This book may count as a favorite genre, or a book from one of our displays.

For the Master Class Designers…
This may count as a book highlighted on the MPPL website.

Fiction: The Switch by Elmore Leonard

Picture of Summer Reading House headerThere are 10 more days until the end of Summer Reading! Every day during our countdown we will be featuring slices of library life, books, and topics designed to help you out as you work through 2017 Summer Reading at Mount Prospect. Read more about how you can join in on this celebration of reading and enter to win prizes!

Switch book cover

Meet Ordell and Louis, two small-time crooks in search of a get-rich-quick scheme. Everything they dream seems within reach when they kidnap a millionaire’s wife and hold her for ransom. It all goes without a hitch…until the husband doesn’t want her back.

A light caper novel with a gift for flavorful dialogue and for the details of Detroit, The Switch exemplifies author Elmore Leonard’s hard-boiled leanings and dry humor. The mismatched trio of abductors and victim is great fun, and wife Mickey turns out to be the real draw. The fun can continue for book-to-movie buffs; it was adapted as the 2014 release Life of Crime.

Read this for Summer Reading!

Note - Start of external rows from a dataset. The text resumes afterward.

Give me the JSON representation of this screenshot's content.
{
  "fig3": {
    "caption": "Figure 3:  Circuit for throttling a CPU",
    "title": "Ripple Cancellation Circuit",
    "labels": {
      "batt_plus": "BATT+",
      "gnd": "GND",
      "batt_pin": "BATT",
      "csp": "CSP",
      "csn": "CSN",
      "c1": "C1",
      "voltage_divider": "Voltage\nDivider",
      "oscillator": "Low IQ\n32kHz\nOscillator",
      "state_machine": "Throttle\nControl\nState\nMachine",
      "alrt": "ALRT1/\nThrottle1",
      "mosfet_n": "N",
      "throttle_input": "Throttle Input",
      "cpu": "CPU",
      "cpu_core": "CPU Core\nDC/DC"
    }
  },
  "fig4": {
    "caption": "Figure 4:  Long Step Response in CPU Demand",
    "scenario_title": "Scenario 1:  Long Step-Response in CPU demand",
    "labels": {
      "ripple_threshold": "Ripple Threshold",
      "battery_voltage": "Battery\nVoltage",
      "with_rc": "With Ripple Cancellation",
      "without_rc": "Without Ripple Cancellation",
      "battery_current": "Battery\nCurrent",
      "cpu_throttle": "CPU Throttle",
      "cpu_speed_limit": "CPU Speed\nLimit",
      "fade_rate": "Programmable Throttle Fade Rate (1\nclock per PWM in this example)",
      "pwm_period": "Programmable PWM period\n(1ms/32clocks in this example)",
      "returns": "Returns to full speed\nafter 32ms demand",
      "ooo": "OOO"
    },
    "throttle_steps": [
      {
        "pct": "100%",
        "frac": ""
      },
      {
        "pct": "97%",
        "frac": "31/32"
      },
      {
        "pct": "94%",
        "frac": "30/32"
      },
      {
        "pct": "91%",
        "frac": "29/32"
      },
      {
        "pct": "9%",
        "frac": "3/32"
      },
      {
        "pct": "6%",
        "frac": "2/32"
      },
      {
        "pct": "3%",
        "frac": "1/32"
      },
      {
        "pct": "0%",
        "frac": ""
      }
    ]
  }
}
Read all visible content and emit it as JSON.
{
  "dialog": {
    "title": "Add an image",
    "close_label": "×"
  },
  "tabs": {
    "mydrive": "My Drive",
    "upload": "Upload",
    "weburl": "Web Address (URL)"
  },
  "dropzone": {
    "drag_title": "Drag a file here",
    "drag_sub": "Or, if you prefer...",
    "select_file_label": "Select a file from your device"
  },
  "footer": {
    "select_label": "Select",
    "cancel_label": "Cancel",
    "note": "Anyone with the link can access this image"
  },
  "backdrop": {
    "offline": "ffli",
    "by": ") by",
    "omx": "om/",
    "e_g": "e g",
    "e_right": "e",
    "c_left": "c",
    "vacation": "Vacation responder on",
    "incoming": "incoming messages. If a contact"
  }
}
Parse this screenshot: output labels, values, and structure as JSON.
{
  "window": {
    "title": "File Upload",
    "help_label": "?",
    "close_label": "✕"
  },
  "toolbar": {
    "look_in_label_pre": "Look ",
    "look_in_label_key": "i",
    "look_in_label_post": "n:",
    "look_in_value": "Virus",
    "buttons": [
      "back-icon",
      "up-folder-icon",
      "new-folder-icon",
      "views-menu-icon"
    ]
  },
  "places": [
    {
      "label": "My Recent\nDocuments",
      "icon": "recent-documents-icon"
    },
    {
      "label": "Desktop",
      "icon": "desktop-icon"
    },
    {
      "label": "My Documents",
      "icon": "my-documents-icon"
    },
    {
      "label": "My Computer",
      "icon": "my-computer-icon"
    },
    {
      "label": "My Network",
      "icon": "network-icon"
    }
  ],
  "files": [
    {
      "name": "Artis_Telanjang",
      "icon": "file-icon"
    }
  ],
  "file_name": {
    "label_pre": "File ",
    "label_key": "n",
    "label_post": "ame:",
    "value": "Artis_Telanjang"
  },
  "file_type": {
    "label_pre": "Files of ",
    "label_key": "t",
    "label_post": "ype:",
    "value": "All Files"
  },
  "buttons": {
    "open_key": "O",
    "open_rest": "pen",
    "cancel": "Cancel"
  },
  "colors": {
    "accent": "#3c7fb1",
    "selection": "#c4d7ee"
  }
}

For the DIY Designers…
This book may count as a favorite or new-to-you genre (crime fiction), a book with a big city setting, or as one that was made into a movie.

For the Master Class Designers…
This may count as a (darkly) humorous book, one with a big city setting, or as a book highlighted on the MPPL website.

Fiction: The Fireman by Joe Hill

Picture of Summer Reading House headerThere are 11 more days until the end of Summer Reading! Every day during our countdown we will be featuring slices of library life, books, and topics designed to help you out as you work through 2017 Summer Reading at Mount Prospect. Read more about how you can join in on this celebration of reading and enter to win prizes!

The fireman book coverWhile it might be tough to get this consuming book done in only 11 days, if you have a long commute or are up for the challenge try the latest Joe Hill book, The Fireman. An infection has started to overwhelm the human population and people are starting to burst into flames. The exact cause, while guessed at, is not known for sure. No one appears to be truly safe in this world, including Harper Willowes, who we learn pretty early on is pregnant.  Read by Kate Mulgrew, who is known for her role as Red on Orange is the New Black, the audiobook is particularly absorbing.

Read this for Summer Reading!

For the DIY Designers…
This horror book may be counted as a book from your favorite genre or one you have tried before.

For the Master Class Designers…
This may count as a book highlighted on our MPPL website.